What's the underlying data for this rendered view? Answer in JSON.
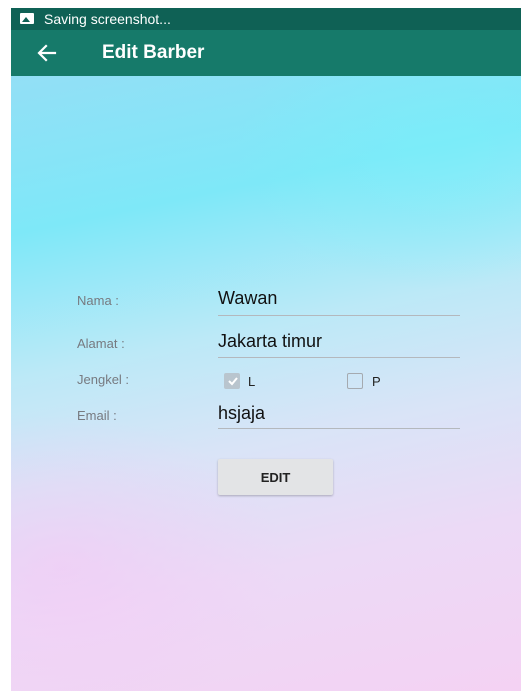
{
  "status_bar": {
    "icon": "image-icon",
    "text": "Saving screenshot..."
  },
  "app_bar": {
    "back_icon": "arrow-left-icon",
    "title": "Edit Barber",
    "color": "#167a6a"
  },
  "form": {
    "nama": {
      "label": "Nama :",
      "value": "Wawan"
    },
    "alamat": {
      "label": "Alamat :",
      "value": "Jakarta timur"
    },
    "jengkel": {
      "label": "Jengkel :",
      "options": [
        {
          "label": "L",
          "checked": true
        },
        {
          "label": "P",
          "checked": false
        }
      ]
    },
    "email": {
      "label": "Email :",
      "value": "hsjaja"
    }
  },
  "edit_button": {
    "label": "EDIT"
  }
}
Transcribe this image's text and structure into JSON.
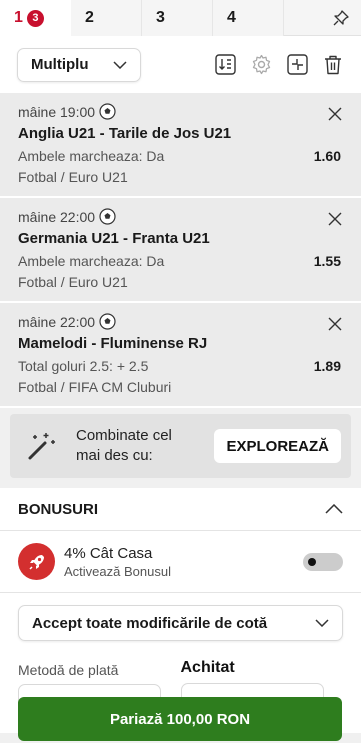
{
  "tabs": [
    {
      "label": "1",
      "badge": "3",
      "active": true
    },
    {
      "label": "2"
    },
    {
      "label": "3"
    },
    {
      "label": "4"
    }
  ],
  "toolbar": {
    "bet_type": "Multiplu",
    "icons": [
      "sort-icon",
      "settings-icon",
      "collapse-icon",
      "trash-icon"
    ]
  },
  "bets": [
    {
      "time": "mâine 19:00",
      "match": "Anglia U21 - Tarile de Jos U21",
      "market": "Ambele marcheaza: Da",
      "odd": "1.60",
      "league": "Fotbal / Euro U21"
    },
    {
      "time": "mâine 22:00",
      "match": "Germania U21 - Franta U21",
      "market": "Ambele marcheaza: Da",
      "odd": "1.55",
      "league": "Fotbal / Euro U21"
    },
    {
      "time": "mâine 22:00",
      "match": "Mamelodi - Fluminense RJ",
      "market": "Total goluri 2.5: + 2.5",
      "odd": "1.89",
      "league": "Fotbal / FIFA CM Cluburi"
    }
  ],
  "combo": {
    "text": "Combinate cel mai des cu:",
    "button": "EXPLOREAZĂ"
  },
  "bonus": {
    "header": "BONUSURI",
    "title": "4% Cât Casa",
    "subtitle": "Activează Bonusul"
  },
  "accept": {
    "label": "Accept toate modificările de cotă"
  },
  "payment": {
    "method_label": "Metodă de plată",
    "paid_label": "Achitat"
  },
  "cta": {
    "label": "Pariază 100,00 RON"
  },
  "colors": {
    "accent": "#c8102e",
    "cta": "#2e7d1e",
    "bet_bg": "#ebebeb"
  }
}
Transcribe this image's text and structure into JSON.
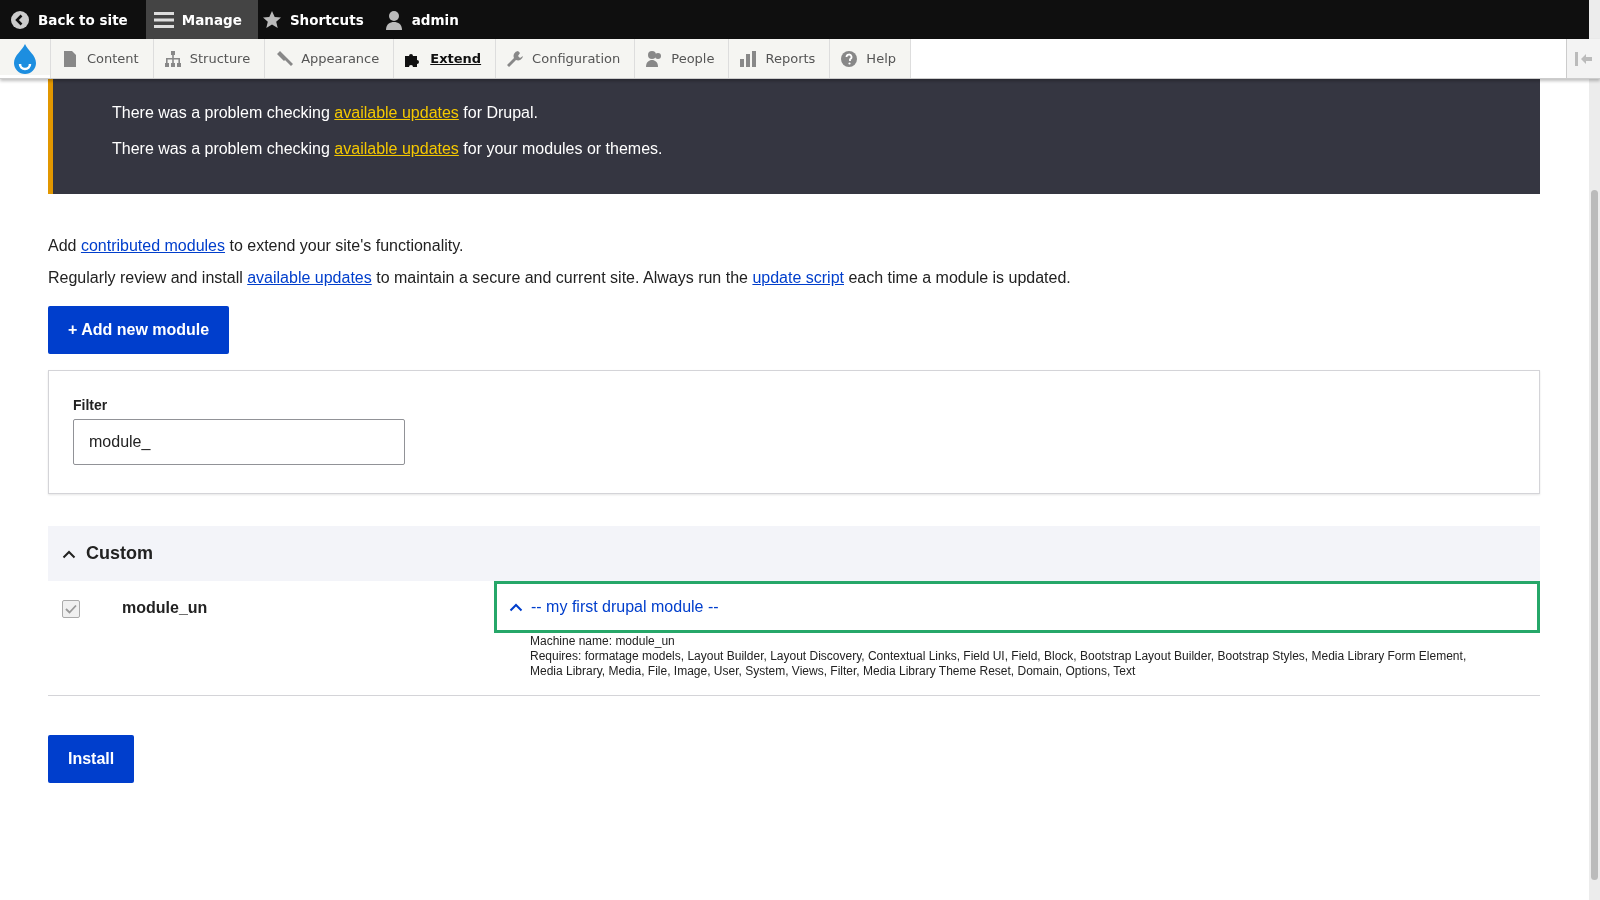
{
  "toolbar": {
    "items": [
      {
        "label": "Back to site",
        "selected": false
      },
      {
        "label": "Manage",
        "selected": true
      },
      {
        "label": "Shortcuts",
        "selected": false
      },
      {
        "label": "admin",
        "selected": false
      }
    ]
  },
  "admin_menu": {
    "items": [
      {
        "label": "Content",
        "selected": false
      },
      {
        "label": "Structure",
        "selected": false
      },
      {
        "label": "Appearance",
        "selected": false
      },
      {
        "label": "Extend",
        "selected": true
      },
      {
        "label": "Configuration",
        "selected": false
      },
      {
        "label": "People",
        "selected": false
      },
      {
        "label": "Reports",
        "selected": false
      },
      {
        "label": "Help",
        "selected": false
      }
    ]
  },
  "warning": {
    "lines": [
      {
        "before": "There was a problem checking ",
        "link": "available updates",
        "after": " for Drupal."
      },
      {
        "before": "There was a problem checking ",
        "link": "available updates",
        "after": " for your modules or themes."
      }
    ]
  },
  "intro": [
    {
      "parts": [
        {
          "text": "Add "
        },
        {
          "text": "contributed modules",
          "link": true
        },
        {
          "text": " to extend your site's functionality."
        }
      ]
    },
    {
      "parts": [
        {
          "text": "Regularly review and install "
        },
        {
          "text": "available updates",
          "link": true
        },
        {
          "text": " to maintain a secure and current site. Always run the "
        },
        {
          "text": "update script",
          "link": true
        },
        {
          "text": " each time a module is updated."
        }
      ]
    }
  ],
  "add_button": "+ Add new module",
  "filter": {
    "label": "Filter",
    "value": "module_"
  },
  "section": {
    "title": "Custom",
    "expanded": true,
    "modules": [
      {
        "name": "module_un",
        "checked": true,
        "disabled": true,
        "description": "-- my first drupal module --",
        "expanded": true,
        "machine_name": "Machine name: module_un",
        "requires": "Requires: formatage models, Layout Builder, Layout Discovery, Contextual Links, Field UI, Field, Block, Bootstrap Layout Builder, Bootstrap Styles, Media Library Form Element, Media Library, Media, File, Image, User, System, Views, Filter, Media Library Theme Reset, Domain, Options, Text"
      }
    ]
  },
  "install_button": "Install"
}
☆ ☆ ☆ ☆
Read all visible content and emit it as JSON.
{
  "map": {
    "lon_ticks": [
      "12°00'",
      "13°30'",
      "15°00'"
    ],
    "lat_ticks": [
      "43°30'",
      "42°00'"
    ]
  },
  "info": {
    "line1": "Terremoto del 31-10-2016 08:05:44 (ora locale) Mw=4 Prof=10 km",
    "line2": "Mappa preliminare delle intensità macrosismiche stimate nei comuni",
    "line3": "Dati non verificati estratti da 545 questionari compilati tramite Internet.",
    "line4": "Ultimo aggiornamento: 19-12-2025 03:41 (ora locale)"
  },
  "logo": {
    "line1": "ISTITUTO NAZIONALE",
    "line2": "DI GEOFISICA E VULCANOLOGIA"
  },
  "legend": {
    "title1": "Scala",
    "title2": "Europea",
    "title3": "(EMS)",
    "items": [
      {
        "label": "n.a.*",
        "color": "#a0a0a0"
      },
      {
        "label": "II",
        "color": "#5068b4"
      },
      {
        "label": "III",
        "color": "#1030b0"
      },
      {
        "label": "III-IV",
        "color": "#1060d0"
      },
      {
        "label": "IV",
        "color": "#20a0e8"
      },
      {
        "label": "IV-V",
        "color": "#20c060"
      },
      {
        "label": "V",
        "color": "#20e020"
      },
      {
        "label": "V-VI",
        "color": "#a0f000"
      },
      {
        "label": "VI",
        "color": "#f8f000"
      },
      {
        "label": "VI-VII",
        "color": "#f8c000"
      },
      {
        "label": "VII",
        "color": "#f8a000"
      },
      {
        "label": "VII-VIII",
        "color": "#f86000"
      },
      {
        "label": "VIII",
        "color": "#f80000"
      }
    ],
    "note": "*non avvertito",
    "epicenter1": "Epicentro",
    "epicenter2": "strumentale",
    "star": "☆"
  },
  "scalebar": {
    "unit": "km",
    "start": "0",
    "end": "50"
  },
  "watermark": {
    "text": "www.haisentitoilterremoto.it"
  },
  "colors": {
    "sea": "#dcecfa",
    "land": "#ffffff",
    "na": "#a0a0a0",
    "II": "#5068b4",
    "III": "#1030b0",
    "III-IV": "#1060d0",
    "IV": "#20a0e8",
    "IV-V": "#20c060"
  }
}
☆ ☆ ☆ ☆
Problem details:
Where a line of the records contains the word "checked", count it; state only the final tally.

Answer section:
3